In Guatemala, the Ministry of Health (MoH) began a vector control project with Japanese cooperation in 2000 to reduce the risk of Chagas disease infection. Rhodnius prolixus
is one of the principal vectors and is targeted for elimination. The control method consisted of extensive residual insecticide spraying campaigns, followed by community-based surveillance with selective respraying. Interventions in nine endemic departments identified 317 villages with R. prolixus
of 4,417 villages surveyed. Two cycles of residual insecticide spraying covered over 98% of the houses in the identified villages. Fourteen villages reinfestated were all resprayed. Between 2000-2003 and 2008, the number of infested villages decreased from 317 to two and the house infestation rate reduced from 0.86% to 0.0036%. Seroprevalence rates in 2004-2005, when compared with an earlier study in 1998, showed a significant decline from 5.3% to 1.3% among schoolchildren in endemic areas. The total operational cost was US$ 921,815, where the cost ratio between preparatory, attack and surveillance phases was approximately 2:12:1. In 2008, Guatemala was certified for interruption of Chagas disease transmission by R. prolixus

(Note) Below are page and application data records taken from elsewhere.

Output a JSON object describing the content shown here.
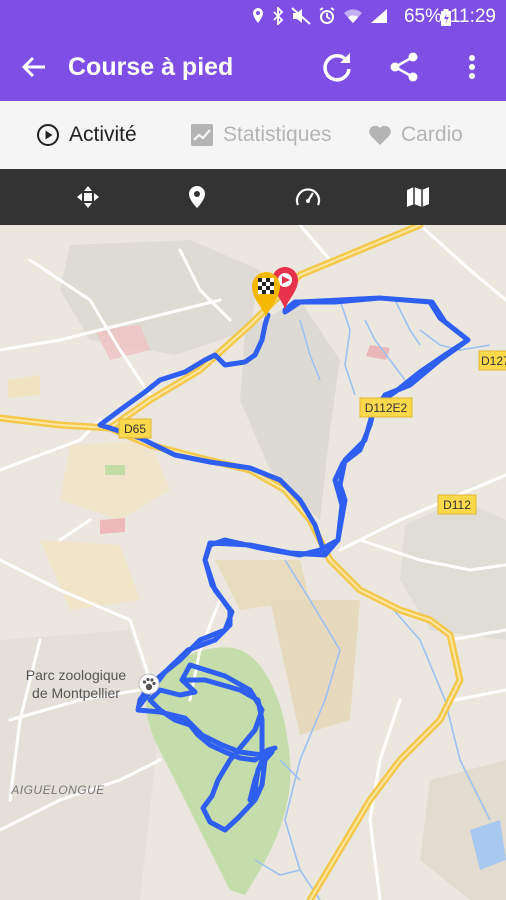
{
  "status_bar": {
    "battery_percent": "65%",
    "time": "11:29"
  },
  "app_bar": {
    "title": "Course à pied"
  },
  "tabs": [
    {
      "label": "Activité",
      "active": true
    },
    {
      "label": "Statistiques",
      "active": false
    },
    {
      "label": "Cardio",
      "active": false
    }
  ],
  "map": {
    "road_labels": {
      "d65": "D65",
      "d112e2": "D112E2",
      "d112": "D112",
      "d127": "D127"
    },
    "place_labels": {
      "zoo_line1": "Parc zoologique",
      "zoo_line2": "de Montpellier",
      "aiguelongue": "AIGUELONGUE"
    }
  },
  "colors": {
    "accent": "#7f4fe5",
    "route": "#2f5ff0",
    "toolbar": "#333333",
    "road_major": "#f4c84b",
    "park": "#c5dcab",
    "water": "#a8c8f0"
  }
}
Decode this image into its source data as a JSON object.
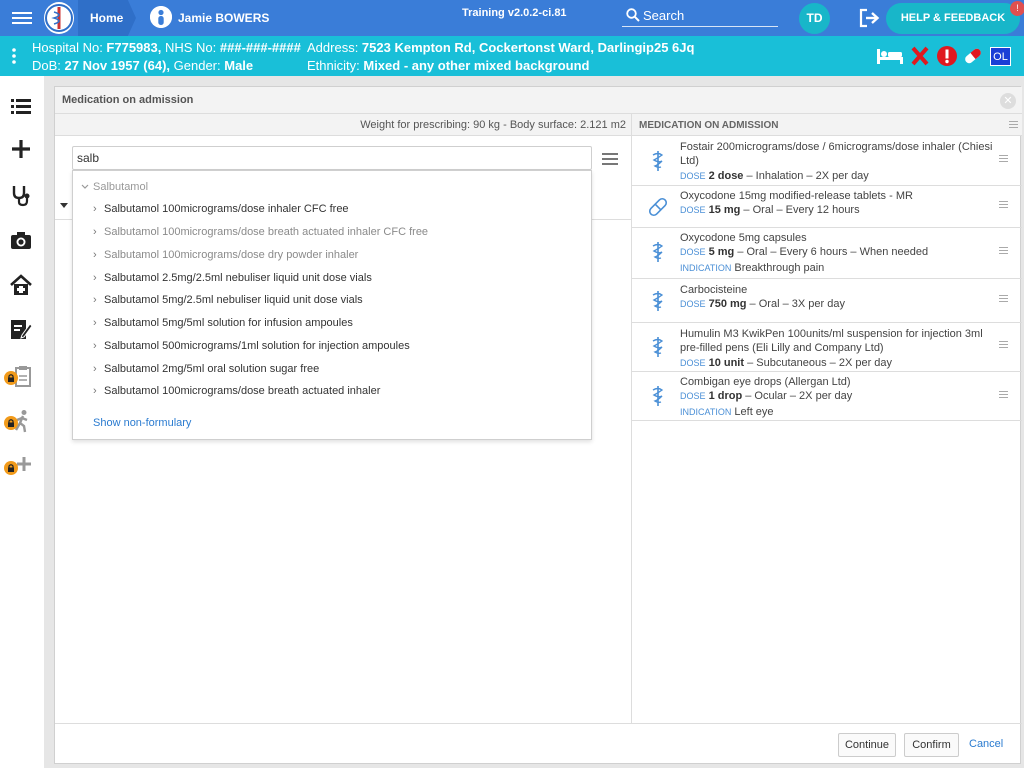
{
  "topbar": {
    "home": "Home",
    "patient_name": "Jamie BOWERS",
    "training": "Training v2.0.2-ci.81",
    "search": "Search",
    "avatar": "TD",
    "help": "HELP & FEEDBACK",
    "help_badge": "!"
  },
  "banner": {
    "hospital_label": "Hospital No: ",
    "hospital_no": "F775983,",
    "nhs_label": " NHS No: ",
    "nhs_no": "###-###-####",
    "dob_label": "DoB: ",
    "dob": "27 Nov 1957 (64),",
    "gender_label": " Gender: ",
    "gender": "Male",
    "address_label": "Address: ",
    "address": "7523 Kempton Rd, Cockertonst Ward, Darlingip25 6Jq",
    "ethnicity_label": "Ethnicity: ",
    "ethnicity": "Mixed - any other mixed background",
    "ol_badge": "OL"
  },
  "modal": {
    "title": "Medication on admission",
    "weight": "Weight for prescribing: 90 kg - Body surface: 2.121 m2",
    "search_value": "salb",
    "group": "Salbutamol",
    "results": [
      {
        "label": "Salbutamol 100micrograms/dose inhaler CFC free",
        "dim": false
      },
      {
        "label": "Salbutamol 100micrograms/dose breath actuated inhaler CFC free",
        "dim": true
      },
      {
        "label": "Salbutamol 100micrograms/dose dry powder inhaler",
        "dim": true
      },
      {
        "label": "Salbutamol 2.5mg/2.5ml nebuliser liquid unit dose vials",
        "dim": false
      },
      {
        "label": "Salbutamol 5mg/2.5ml nebuliser liquid unit dose vials",
        "dim": false
      },
      {
        "label": "Salbutamol 5mg/5ml solution for infusion ampoules",
        "dim": false
      },
      {
        "label": "Salbutamol 500micrograms/1ml solution for injection ampoules",
        "dim": false
      },
      {
        "label": "Salbutamol 2mg/5ml oral solution sugar free",
        "dim": false
      },
      {
        "label": "Salbutamol 100micrograms/dose breath actuated inhaler",
        "dim": false
      }
    ],
    "show_nonformulary": "Show non-formulary",
    "moa_title": "MEDICATION ON ADMISSION",
    "dose_tag": "DOSE",
    "indication_tag": "INDICATION",
    "meds": [
      {
        "name": "Fostair 200micrograms/dose / 6micrograms/dose inhaler (Chiesi Ltd)",
        "dose": "2 dose",
        "details": " – Inhalation – 2X per day",
        "indication": "",
        "icon": "inhaler-icon"
      },
      {
        "name": "Oxycodone 15mg modified-release tablets - MR",
        "dose": "15 mg",
        "details": " – Oral – Every 12 hours",
        "indication": "",
        "icon": "capsule-icon"
      },
      {
        "name": "Oxycodone 5mg capsules",
        "dose": "5 mg",
        "details": " – Oral – Every 6 hours – When needed",
        "indication": "Breakthrough pain",
        "icon": "inhaler-icon"
      },
      {
        "name": "Carbocisteine",
        "dose": "750 mg",
        "details": " – Oral – 3X per day",
        "indication": "",
        "icon": "inhaler-icon"
      },
      {
        "name": "Humulin M3 KwikPen 100units/ml suspension for injection 3ml pre-filled pens (Eli Lilly and Company Ltd)",
        "dose": "10 unit",
        "details": " – Subcutaneous – 2X per day",
        "indication": "",
        "icon": "inhaler-icon"
      },
      {
        "name": "Combigan eye drops (Allergan Ltd)",
        "dose": "1 drop",
        "details": " – Ocular – 2X per day",
        "indication": "Left eye",
        "icon": "inhaler-icon"
      }
    ],
    "continue": "Continue",
    "confirm": "Confirm",
    "cancel": "Cancel"
  }
}
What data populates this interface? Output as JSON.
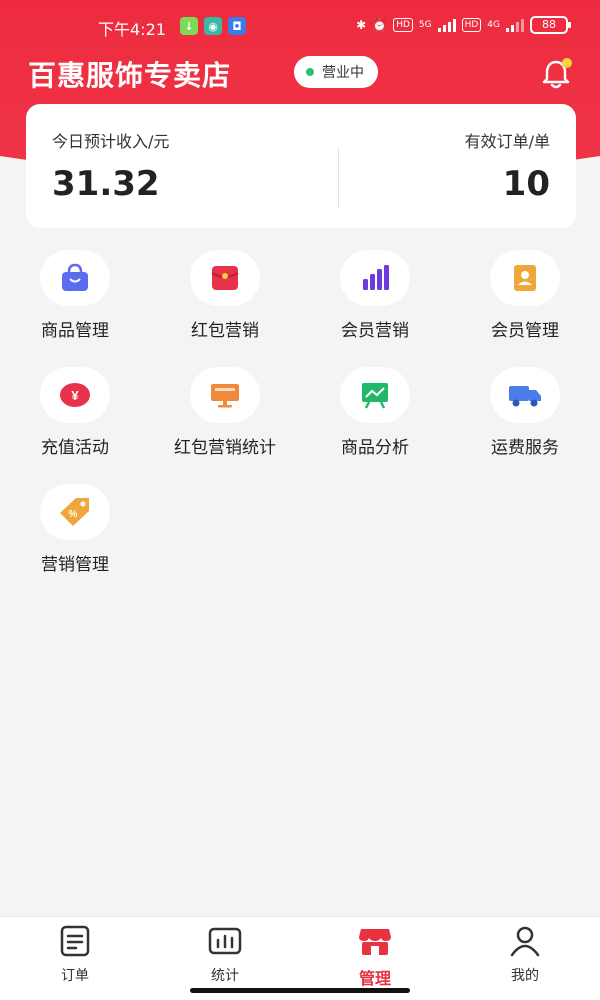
{
  "status_bar": {
    "time": "下午4:21",
    "battery": "88",
    "net1": "5G",
    "net2": "4G",
    "hd": "HD"
  },
  "store": {
    "name": "百惠服饰专卖店",
    "status": "营业中"
  },
  "stats": {
    "income_label": "今日预计收入/元",
    "income_value": "31.32",
    "orders_label": "有效订单/单",
    "orders_value": "10"
  },
  "menu": [
    {
      "label": "商品管理",
      "icon": "shopping-bag-icon",
      "color": "#5b6cf0"
    },
    {
      "label": "红包营销",
      "icon": "red-envelope-icon",
      "color": "#e8324a"
    },
    {
      "label": "会员营销",
      "icon": "bar-chart-icon",
      "color": "#6a3be0"
    },
    {
      "label": "会员管理",
      "icon": "contact-book-icon",
      "color": "#f0a63a"
    },
    {
      "label": "充值活动",
      "icon": "yuan-coin-icon",
      "color": "#e8324a"
    },
    {
      "label": "红包营销统计",
      "icon": "monitor-icon",
      "color": "#f08a3a"
    },
    {
      "label": "商品分析",
      "icon": "trend-board-icon",
      "color": "#22b86a"
    },
    {
      "label": "运费服务",
      "icon": "truck-icon",
      "color": "#4a7de8"
    },
    {
      "label": "营销管理",
      "icon": "discount-tag-icon",
      "color": "#f0a63a"
    }
  ],
  "tabs": [
    {
      "label": "订单",
      "icon": "order-list-icon"
    },
    {
      "label": "统计",
      "icon": "stats-icon"
    },
    {
      "label": "管理",
      "icon": "store-icon",
      "active": true
    },
    {
      "label": "我的",
      "icon": "profile-icon"
    }
  ],
  "colors": {
    "brand_red": "#ee2b3e",
    "active_tab": "#e8323f",
    "open_dot": "#2dbf6c"
  }
}
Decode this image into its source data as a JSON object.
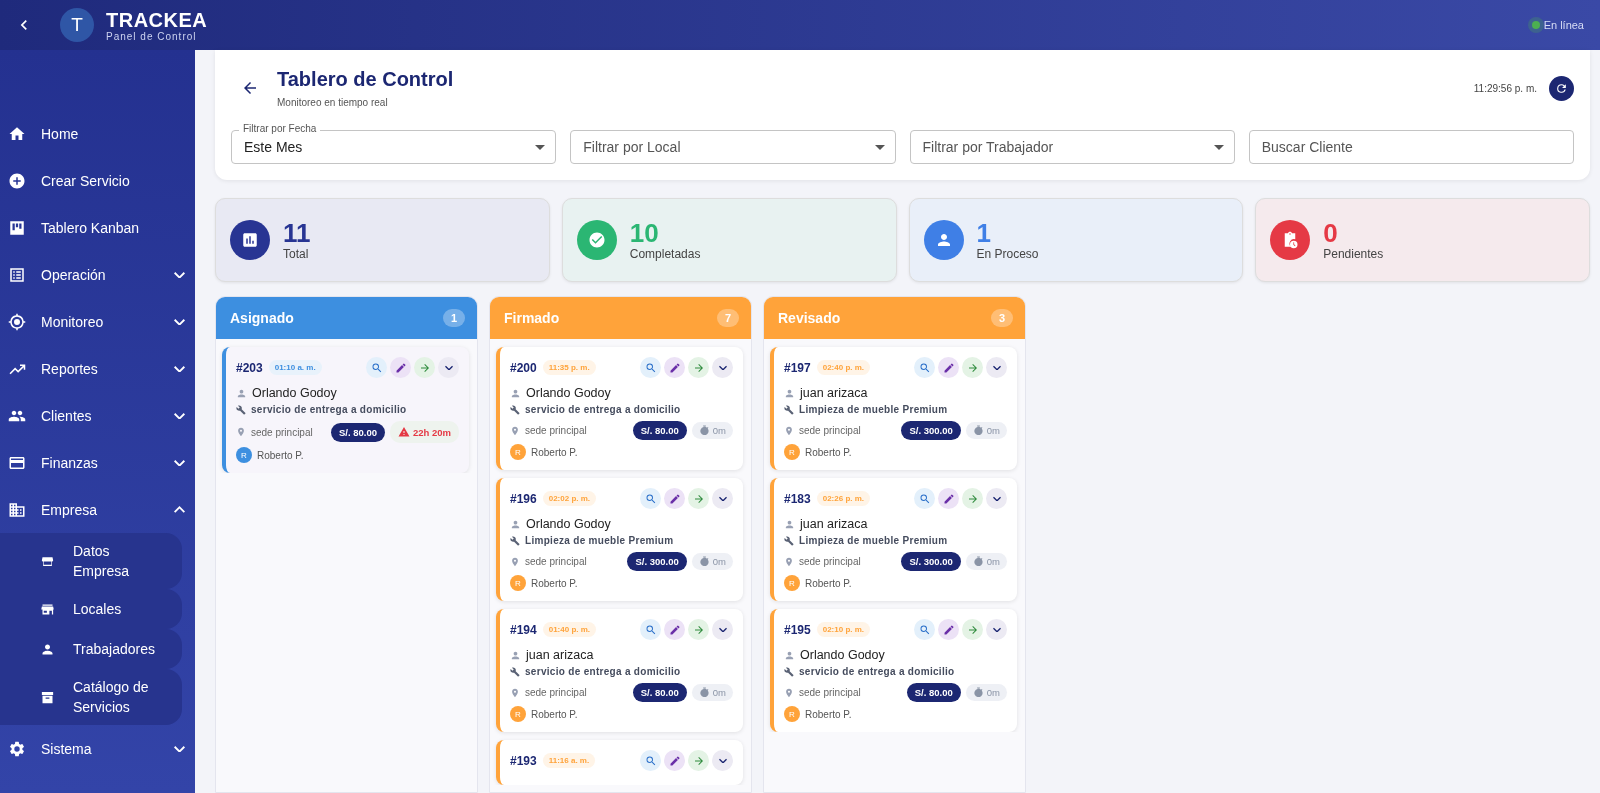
{
  "topbar": {
    "avatar_letter": "T",
    "brand": "TRACKEA",
    "subtitle": "Panel de Control",
    "status": {
      "label": "En línea",
      "online": true
    }
  },
  "sidebar": {
    "items": [
      {
        "label": "Home",
        "kind": "link"
      },
      {
        "label": "Crear Servicio",
        "kind": "link"
      },
      {
        "label": "Tablero Kanban",
        "kind": "link"
      },
      {
        "label": "Operación",
        "kind": "group",
        "expanded": false
      },
      {
        "label": "Monitoreo",
        "kind": "group",
        "expanded": false
      },
      {
        "label": "Reportes",
        "kind": "group",
        "expanded": false
      },
      {
        "label": "Clientes",
        "kind": "group",
        "expanded": false
      },
      {
        "label": "Finanzas",
        "kind": "group",
        "expanded": false
      },
      {
        "label": "Empresa",
        "kind": "group",
        "expanded": true,
        "children": [
          {
            "label": "Datos Empresa"
          },
          {
            "label": "Locales"
          },
          {
            "label": "Trabajadores"
          },
          {
            "label": "Catálogo de Servicios"
          }
        ]
      },
      {
        "label": "Sistema",
        "kind": "group",
        "expanded": false
      }
    ]
  },
  "header": {
    "title": "Tablero de Control",
    "subtitle": "Monitoreo en tiempo real",
    "time": "11:29:56 p. m.",
    "filters": [
      {
        "kind": "select",
        "label": "Filtrar por Fecha",
        "value": "Este Mes"
      },
      {
        "kind": "select",
        "placeholder": "Filtrar por Local"
      },
      {
        "kind": "select",
        "placeholder": "Filtrar por Trabajador"
      },
      {
        "kind": "search",
        "placeholder": "Buscar Cliente"
      }
    ]
  },
  "stats": [
    {
      "value": "11",
      "label": "Total",
      "color": "#283593"
    },
    {
      "value": "10",
      "label": "Completadas",
      "color": "#2bb673"
    },
    {
      "value": "1",
      "label": "En Proceso",
      "color": "#3f7fe6"
    },
    {
      "value": "0",
      "label": "Pendientes",
      "color": "#e53945"
    }
  ],
  "columns": [
    {
      "title": "Asignado",
      "count": "1",
      "color": "#3d8fe0",
      "cards": [
        {
          "id": "#203",
          "time": "01:10 a. m.",
          "client": "Orlando Godoy",
          "service": "servicio de entrega a domicilio",
          "location": "sede principal",
          "price": "S/. 80.00",
          "timer": {
            "kind": "alert",
            "text": "22h 20m"
          },
          "worker_initial": "R",
          "worker": "Roberto P."
        }
      ]
    },
    {
      "title": "Firmado",
      "count": "7",
      "color": "#ffa33a",
      "cards": [
        {
          "id": "#200",
          "time": "11:35 p. m.",
          "client": "Orlando Godoy",
          "service": "servicio de entrega a domicilio",
          "location": "sede principal",
          "price": "S/. 80.00",
          "timer": {
            "kind": "normal",
            "text": "0m"
          },
          "worker_initial": "R",
          "worker": "Roberto P."
        },
        {
          "id": "#196",
          "time": "02:02 p. m.",
          "client": "Orlando Godoy",
          "service": "Limpieza de mueble Premium",
          "location": "sede principal",
          "price": "S/. 300.00",
          "timer": {
            "kind": "normal",
            "text": "0m"
          },
          "worker_initial": "R",
          "worker": "Roberto P."
        },
        {
          "id": "#194",
          "time": "01:40 p. m.",
          "client": "juan arizaca",
          "service": "servicio de entrega a domicilio",
          "location": "sede principal",
          "price": "S/. 80.00",
          "timer": {
            "kind": "normal",
            "text": "0m"
          },
          "worker_initial": "R",
          "worker": "Roberto P."
        },
        {
          "id": "#193",
          "time": "11:16 a. m."
        }
      ]
    },
    {
      "title": "Revisado",
      "count": "3",
      "color": "#ffa33a",
      "cards": [
        {
          "id": "#197",
          "time": "02:40 p. m.",
          "client": "juan arizaca",
          "service": "Limpieza de mueble Premium",
          "location": "sede principal",
          "price": "S/. 300.00",
          "timer": {
            "kind": "normal",
            "text": "0m"
          },
          "worker_initial": "R",
          "worker": "Roberto P."
        },
        {
          "id": "#183",
          "time": "02:26 p. m.",
          "client": "juan arizaca",
          "service": "Limpieza de mueble Premium",
          "location": "sede principal",
          "price": "S/. 300.00",
          "timer": {
            "kind": "normal",
            "text": "0m"
          },
          "worker_initial": "R",
          "worker": "Roberto P."
        },
        {
          "id": "#195",
          "time": "02:10 p. m.",
          "client": "Orlando Godoy",
          "service": "servicio de entrega a domicilio",
          "location": "sede principal",
          "price": "S/. 80.00",
          "timer": {
            "kind": "normal",
            "text": "0m"
          },
          "worker_initial": "R",
          "worker": "Roberto P."
        }
      ]
    }
  ]
}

. What facilitated the process was existing knowledge in vector control and notable commitment by the MoH, as well as political, managerial and technical support by external stakeholders.